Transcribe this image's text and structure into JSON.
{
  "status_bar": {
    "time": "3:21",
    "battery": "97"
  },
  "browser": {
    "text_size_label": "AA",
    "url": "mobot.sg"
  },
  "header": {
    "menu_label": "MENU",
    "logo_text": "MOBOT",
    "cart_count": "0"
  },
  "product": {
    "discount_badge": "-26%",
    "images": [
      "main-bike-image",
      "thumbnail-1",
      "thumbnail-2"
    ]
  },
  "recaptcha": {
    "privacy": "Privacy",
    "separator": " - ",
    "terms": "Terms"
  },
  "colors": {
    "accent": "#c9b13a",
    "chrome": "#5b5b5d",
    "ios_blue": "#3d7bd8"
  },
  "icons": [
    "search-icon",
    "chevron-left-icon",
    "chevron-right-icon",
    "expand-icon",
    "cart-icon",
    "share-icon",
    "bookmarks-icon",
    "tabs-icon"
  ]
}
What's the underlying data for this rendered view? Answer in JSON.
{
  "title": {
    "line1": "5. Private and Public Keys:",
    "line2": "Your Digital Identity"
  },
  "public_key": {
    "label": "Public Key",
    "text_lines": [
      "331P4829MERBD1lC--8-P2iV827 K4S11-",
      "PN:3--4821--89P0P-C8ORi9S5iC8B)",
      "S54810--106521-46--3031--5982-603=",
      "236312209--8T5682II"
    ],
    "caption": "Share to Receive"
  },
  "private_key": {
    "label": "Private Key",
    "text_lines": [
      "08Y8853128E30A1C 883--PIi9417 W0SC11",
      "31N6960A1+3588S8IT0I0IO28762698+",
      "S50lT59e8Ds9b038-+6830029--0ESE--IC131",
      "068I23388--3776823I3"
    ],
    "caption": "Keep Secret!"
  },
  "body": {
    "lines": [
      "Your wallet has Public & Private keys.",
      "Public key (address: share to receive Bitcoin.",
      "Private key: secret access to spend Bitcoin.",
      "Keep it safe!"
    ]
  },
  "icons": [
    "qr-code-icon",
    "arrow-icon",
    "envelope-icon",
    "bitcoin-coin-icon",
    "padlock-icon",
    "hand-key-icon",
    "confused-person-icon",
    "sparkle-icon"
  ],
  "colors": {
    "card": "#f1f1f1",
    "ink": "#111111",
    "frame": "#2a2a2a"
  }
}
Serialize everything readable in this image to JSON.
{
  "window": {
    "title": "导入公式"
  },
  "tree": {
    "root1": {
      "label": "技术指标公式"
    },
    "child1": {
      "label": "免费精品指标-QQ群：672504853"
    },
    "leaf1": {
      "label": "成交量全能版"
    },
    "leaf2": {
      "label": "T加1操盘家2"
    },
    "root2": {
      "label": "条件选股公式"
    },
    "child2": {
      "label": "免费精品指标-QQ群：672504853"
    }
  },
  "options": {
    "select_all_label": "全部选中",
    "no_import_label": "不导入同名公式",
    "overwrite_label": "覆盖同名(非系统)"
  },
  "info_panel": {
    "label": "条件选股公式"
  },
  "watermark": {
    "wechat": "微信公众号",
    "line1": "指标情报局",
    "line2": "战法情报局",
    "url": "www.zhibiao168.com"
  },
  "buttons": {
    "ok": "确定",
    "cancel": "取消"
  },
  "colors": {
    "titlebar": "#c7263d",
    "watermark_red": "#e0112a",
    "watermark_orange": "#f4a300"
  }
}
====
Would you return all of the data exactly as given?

**ANSWER SPACE**:
Transcribe this image's text and structure into JSON.
{
  "status_bar": {
    "time": "3:21",
    "battery": "97"
  },
  "browser": {
    "text_size_label": "AA",
    "url": "mobot.sg"
  },
  "header": {
    "menu_label": "MENU",
    "logo_text": "MOBOT",
    "cart_count": "0"
  },
  "product": {
    "discount_badge": "-26%",
    "images": [
      "main-bike-image",
      "thumbnail-1",
      "thumbnail-2"
    ]
  },
  "recaptcha": {
    "privacy": "Privacy",
    "separator": " - ",
    "terms": "Terms"
  },
  "colors": {
    "accent": "#c9b13a",
    "chrome": "#5b5b5d",
    "ios_blue": "#3d7bd8"
  },
  "icons": [
    "search-icon",
    "chevron-left-icon",
    "chevron-right-icon",
    "expand-icon",
    "cart-icon",
    "share-icon",
    "bookmarks-icon",
    "tabs-icon"
  ]
}
What's the underlying data for this rendered view? Answer in JSON.
{
  "title": {
    "line1": "5. Private and Public Keys:",
    "line2": "Your Digital Identity"
  },
  "public_key": {
    "label": "Public Key",
    "text_lines": [
      "331P4829MERBD1lC--8-P2iV827 K4S11-",
      "PN:3--4821--89P0P-C8ORi9S5iC8B)",
      "S54810--106521-46--3031--5982-603=",
      "236312209--8T5682II"
    ],
    "caption": "Share to Receive"
  },
  "private_key": {
    "label": "Private Key",
    "text_lines": [
      "08Y8853128E30A1C 883--PIi9417 W0SC11",
      "31N6960A1+3588S8IT0I0IO28762698+",
      "S50lT59e8Ds9b038-+6830029--0ESE--IC131",
      "068I23388--3776823I3"
    ],
    "caption": "Keep Secret!"
  },
  "body": {
    "lines": [
      "Your wallet has Public & Private keys.",
      "Public key (address: share to receive Bitcoin.",
      "Private key: secret access to spend Bitcoin.",
      "Keep it safe!"
    ]
  },
  "icons": [
    "qr-code-icon",
    "arrow-icon",
    "envelope-icon",
    "bitcoin-coin-icon",
    "padlock-icon",
    "hand-key-icon",
    "confused-person-icon",
    "sparkle-icon"
  ],
  "colors": {
    "card": "#f1f1f1",
    "ink": "#111111",
    "frame": "#2a2a2a"
  }
}
Serialize everything readable in this image to JSON.
{
  "window": {
    "title": "导入公式"
  },
  "tree": {
    "root1": {
      "label": "技术指标公式"
    },
    "child1": {
      "label": "免费精品指标-QQ群：672504853"
    },
    "leaf1": {
      "label": "成交量全能版"
    },
    "leaf2": {
      "label": "T加1操盘家2"
    },
    "root2": {
      "label": "条件选股公式"
    },
    "child2": {
      "label": "免费精品指标-QQ群：672504853"
    }
  },
  "options": {
    "select_all_label": "全部选中",
    "no_import_label": "不导入同名公式",
    "overwrite_label": "覆盖同名(非系统)"
  },
  "info_panel": {
    "label": "条件选股公式"
  },
  "watermark": {
    "wechat": "微信公众号",
    "line1": "指标情报局",
    "line2": "战法情报局",
    "url": "www.zhibiao168.com"
  },
  "buttons": {
    "ok": "确定",
    "cancel": "取消"
  },
  "colors": {
    "titlebar": "#c7263d",
    "watermark_red": "#e0112a",
    "watermark_orange": "#f4a300"
  }
}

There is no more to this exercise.